MATERIAL PROVIDED:

□ □ □

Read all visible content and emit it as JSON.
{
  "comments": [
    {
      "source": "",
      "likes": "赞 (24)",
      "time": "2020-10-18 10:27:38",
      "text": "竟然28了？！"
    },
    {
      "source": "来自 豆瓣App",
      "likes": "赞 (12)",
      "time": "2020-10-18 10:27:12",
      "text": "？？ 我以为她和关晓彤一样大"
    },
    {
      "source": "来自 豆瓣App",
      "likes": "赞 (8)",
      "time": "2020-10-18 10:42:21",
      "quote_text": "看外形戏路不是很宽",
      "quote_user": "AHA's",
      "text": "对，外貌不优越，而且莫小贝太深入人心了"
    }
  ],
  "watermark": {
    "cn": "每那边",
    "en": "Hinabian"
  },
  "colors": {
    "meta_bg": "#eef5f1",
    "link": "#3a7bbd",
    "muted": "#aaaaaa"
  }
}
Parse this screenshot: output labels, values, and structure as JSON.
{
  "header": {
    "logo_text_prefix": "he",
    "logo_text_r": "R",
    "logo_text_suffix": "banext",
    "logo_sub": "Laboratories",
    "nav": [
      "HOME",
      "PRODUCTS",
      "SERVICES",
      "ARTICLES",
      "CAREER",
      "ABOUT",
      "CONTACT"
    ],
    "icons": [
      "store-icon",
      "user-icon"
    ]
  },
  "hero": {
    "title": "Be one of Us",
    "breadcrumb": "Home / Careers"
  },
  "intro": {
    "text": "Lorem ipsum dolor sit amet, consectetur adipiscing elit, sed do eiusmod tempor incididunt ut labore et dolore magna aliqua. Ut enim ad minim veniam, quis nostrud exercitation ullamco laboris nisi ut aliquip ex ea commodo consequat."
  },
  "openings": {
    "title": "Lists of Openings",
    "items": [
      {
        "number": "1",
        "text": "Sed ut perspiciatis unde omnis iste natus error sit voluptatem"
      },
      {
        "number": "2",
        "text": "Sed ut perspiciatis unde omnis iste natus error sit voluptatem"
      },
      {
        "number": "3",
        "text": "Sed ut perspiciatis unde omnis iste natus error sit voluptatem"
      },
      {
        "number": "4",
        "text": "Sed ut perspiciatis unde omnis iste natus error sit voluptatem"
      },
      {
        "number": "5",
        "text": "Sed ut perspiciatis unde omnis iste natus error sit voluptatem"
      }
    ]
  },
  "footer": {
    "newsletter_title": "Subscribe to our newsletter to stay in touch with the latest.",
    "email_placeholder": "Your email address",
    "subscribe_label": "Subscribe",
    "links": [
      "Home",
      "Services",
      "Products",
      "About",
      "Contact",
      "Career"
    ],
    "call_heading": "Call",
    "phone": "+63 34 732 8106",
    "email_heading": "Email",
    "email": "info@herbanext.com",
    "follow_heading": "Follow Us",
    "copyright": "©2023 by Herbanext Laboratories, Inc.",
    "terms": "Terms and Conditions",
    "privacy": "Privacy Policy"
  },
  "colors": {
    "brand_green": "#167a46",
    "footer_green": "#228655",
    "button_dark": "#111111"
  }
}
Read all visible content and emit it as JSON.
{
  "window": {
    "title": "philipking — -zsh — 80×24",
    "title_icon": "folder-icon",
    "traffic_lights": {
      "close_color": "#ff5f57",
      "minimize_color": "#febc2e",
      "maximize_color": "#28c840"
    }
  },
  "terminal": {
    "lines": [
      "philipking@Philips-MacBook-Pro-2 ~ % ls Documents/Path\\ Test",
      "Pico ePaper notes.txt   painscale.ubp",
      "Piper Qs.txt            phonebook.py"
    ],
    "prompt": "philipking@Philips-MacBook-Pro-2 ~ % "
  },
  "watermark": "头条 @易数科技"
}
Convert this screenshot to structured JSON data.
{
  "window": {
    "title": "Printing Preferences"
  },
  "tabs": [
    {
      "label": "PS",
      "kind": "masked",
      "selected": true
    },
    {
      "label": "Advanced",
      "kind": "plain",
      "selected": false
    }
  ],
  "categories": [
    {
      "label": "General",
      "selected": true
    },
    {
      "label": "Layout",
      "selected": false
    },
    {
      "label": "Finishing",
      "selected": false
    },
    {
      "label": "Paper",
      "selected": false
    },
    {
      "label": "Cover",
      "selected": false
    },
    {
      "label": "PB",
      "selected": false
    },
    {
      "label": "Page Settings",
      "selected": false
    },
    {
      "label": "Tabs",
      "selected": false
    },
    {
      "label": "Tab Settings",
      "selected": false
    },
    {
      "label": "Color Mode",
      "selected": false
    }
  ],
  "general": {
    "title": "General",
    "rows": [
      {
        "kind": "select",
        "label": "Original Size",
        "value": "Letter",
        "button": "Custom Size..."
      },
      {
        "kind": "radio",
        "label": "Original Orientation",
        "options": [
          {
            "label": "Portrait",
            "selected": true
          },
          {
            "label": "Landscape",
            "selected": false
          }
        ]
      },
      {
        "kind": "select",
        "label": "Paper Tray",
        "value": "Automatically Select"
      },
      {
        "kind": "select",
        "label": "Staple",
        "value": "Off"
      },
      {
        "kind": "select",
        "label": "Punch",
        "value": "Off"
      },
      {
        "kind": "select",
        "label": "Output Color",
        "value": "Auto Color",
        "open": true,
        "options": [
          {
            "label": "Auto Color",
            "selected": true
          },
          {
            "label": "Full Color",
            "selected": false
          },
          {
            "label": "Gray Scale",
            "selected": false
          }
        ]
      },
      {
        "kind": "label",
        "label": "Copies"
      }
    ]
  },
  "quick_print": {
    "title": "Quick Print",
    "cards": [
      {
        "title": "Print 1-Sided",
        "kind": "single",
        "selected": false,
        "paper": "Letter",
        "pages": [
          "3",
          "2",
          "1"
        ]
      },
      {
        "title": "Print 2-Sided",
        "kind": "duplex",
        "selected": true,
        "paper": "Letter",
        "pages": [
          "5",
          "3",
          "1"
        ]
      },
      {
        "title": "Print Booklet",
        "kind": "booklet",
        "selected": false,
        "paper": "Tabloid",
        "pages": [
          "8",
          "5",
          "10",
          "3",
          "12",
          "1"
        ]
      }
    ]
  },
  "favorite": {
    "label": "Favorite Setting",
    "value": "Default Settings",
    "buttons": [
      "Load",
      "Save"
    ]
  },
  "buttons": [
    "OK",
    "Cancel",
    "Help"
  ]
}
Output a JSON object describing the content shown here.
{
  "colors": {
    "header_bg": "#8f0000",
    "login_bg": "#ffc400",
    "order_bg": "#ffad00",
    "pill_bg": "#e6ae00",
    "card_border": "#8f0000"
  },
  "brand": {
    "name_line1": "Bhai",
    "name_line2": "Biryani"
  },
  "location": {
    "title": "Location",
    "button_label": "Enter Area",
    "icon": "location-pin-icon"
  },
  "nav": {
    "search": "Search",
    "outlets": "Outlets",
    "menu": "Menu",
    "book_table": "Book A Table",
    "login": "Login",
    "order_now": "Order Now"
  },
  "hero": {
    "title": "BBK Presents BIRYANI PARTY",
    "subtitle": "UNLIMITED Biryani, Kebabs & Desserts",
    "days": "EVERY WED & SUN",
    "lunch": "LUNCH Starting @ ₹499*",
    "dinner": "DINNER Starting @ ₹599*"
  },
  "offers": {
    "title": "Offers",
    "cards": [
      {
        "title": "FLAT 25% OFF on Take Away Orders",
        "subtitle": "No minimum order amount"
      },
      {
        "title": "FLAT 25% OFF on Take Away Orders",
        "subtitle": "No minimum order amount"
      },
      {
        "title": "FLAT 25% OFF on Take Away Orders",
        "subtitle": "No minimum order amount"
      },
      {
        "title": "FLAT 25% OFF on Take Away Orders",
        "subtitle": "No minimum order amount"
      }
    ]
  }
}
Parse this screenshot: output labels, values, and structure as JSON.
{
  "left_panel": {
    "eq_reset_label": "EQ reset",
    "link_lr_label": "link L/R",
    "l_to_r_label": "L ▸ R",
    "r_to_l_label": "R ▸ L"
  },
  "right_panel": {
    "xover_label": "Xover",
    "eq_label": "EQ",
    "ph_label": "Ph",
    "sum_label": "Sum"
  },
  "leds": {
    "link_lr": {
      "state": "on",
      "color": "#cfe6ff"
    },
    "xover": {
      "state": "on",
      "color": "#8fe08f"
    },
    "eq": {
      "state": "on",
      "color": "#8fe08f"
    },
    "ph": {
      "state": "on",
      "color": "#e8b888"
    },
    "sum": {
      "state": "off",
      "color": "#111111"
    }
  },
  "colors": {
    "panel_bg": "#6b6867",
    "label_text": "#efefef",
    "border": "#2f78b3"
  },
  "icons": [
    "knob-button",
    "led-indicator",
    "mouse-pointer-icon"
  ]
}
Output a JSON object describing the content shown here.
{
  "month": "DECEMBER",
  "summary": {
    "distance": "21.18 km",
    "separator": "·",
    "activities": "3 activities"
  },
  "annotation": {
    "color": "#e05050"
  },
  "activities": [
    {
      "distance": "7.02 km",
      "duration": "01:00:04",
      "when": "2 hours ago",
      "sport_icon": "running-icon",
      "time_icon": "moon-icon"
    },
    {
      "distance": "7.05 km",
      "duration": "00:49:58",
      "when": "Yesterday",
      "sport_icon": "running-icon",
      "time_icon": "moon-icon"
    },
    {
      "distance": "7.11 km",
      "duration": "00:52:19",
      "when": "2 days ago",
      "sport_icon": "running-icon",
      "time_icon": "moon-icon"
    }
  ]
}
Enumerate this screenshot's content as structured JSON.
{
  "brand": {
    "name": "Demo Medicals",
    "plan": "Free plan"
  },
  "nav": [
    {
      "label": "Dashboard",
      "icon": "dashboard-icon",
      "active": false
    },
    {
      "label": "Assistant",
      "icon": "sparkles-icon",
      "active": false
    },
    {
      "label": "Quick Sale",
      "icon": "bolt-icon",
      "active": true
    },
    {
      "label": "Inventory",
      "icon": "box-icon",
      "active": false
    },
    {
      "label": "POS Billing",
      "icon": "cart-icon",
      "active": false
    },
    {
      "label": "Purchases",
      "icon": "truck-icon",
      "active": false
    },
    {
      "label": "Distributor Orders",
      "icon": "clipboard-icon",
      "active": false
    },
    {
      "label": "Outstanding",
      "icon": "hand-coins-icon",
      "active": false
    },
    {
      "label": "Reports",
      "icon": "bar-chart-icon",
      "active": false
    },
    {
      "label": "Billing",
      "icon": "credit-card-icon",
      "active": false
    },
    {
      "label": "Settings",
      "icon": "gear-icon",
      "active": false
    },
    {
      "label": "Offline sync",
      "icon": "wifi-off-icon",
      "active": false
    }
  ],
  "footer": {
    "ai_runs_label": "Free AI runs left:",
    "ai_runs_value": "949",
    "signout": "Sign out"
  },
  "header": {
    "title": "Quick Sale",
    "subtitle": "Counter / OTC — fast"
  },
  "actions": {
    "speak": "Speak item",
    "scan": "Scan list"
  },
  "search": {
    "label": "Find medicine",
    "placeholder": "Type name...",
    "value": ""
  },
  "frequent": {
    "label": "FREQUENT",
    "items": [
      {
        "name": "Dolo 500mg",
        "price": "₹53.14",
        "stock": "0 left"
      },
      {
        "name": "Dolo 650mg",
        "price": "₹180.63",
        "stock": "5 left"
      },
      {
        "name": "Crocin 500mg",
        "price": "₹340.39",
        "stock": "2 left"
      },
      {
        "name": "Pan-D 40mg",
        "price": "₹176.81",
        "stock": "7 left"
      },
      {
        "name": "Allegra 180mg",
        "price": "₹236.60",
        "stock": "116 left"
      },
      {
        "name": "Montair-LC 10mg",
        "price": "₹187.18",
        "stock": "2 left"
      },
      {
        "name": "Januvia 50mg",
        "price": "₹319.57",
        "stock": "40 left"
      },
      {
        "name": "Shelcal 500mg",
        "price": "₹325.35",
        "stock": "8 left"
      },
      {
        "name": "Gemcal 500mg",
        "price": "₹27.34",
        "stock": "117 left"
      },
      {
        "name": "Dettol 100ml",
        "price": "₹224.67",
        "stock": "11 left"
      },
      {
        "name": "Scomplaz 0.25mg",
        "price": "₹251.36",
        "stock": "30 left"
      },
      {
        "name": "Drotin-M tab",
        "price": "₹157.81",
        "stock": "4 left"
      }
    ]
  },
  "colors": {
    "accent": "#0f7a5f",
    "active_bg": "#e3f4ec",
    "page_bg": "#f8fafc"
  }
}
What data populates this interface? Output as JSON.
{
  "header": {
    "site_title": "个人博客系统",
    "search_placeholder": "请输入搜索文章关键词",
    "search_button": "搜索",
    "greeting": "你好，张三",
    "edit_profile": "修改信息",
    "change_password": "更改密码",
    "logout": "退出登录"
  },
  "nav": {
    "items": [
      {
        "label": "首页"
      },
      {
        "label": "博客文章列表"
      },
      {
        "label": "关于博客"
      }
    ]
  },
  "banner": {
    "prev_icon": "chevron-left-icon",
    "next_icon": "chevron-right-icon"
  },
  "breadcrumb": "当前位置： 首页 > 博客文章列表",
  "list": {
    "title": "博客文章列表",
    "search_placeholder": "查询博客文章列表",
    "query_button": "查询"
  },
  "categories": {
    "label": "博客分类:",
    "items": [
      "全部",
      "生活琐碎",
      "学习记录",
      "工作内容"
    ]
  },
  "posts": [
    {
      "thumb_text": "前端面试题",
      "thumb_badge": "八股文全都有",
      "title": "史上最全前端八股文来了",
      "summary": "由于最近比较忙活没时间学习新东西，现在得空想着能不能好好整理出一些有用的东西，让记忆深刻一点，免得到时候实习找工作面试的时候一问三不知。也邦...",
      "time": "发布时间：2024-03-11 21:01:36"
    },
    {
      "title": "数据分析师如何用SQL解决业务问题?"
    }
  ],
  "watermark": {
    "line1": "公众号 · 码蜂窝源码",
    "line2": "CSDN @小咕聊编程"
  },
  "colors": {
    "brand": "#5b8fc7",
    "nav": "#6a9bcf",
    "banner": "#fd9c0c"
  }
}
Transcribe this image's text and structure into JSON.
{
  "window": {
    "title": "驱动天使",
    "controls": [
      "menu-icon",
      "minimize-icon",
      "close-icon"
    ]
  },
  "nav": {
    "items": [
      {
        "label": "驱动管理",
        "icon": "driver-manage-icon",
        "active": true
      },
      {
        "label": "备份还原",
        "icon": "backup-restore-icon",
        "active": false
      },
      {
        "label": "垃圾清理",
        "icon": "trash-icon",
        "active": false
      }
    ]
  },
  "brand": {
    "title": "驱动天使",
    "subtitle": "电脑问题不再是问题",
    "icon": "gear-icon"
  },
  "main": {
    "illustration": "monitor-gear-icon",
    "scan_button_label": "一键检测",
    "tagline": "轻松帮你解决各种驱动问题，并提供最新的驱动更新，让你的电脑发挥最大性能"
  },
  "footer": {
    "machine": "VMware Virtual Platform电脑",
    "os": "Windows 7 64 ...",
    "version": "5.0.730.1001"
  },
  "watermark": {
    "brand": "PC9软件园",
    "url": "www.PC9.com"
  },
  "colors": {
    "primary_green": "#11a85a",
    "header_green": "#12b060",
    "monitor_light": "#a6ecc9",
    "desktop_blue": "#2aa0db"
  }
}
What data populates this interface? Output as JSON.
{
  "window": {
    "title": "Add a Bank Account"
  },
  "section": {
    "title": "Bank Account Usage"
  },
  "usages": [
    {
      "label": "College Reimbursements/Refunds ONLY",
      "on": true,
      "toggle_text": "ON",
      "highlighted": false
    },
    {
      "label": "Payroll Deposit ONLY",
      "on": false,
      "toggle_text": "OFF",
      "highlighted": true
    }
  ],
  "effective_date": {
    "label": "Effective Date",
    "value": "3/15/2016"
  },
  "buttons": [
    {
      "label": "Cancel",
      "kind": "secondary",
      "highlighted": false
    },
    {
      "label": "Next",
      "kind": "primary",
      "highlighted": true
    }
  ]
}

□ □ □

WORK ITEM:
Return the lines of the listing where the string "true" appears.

ANSWER TO THE EXERCISE:
      "selected": true
      "selected": true
            "selected": true
        "open": true,
            "selected": true
        "selected": true,
      "active": true
        "active": true
      "on": true,
      "highlighted": true
      "highlighted": true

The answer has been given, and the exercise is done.